Description of the task
Collect from the data below each line with "JSON".

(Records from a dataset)

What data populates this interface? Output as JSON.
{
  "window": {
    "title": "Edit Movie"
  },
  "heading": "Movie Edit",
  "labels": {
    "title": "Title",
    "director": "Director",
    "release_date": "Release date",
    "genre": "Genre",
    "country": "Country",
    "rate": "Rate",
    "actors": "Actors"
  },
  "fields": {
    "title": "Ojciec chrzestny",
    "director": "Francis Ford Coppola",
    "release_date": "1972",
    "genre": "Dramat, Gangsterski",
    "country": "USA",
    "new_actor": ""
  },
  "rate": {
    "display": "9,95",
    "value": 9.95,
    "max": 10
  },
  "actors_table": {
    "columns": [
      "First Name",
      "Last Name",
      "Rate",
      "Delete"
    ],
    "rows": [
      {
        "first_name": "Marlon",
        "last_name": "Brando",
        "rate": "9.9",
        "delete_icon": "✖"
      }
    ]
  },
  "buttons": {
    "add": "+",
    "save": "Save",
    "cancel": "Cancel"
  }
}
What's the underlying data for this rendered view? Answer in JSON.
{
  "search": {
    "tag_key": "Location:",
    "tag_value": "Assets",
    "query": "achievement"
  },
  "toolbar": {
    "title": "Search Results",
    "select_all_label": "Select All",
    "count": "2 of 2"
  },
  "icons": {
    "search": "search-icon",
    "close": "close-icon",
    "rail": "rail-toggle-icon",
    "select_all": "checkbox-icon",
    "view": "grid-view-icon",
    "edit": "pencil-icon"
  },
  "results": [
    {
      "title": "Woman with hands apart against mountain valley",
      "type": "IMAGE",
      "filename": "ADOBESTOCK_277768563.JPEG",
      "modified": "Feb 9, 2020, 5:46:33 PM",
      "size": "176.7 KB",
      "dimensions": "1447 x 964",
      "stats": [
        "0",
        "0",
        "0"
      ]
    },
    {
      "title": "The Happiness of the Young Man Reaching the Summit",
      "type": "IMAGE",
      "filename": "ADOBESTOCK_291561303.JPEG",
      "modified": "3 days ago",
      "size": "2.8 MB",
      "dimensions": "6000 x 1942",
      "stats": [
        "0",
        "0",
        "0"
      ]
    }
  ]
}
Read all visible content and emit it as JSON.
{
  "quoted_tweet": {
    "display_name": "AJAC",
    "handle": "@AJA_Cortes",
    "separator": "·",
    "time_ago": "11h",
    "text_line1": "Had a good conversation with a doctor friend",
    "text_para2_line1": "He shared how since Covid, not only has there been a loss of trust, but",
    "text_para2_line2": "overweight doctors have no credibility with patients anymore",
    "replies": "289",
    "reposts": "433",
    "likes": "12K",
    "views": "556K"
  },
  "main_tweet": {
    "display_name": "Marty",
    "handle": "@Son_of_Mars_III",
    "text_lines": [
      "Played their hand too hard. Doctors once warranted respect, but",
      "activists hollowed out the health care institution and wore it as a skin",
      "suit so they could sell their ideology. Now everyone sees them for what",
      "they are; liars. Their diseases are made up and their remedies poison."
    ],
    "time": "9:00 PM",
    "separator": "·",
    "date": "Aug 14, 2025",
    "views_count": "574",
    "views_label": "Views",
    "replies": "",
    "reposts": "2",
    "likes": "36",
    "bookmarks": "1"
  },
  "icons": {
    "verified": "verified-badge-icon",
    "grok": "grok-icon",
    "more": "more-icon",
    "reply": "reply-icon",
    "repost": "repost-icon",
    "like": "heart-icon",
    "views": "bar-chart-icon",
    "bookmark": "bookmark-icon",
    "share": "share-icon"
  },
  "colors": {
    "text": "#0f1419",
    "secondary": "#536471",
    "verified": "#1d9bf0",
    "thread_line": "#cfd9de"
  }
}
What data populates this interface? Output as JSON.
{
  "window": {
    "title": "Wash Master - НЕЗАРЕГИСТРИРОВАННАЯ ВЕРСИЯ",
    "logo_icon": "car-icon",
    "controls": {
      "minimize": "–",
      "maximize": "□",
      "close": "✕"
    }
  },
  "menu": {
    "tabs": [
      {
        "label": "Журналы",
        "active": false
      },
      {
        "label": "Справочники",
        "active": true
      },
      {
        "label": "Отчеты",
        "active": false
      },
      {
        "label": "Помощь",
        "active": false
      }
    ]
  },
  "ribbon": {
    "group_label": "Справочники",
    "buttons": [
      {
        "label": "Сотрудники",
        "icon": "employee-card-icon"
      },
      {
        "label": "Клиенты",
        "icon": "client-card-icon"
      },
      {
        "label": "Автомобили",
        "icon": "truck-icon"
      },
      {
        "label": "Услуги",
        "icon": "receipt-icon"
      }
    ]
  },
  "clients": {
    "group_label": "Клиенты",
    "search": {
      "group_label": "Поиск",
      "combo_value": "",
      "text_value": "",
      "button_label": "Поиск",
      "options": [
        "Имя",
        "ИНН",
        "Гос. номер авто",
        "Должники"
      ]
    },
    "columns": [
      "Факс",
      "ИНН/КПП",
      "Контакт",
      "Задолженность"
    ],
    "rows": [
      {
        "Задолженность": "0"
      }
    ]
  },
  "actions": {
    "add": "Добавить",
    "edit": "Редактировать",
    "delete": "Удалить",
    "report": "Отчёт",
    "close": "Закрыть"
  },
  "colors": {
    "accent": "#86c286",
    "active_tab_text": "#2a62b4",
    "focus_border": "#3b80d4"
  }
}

Finished task
What data populates this interface? Output as JSON.
What's the underlying data for this rendered view? Answer in JSON.
Read all visible content and emit it as JSON.
What data populates this interface? Output as JSON.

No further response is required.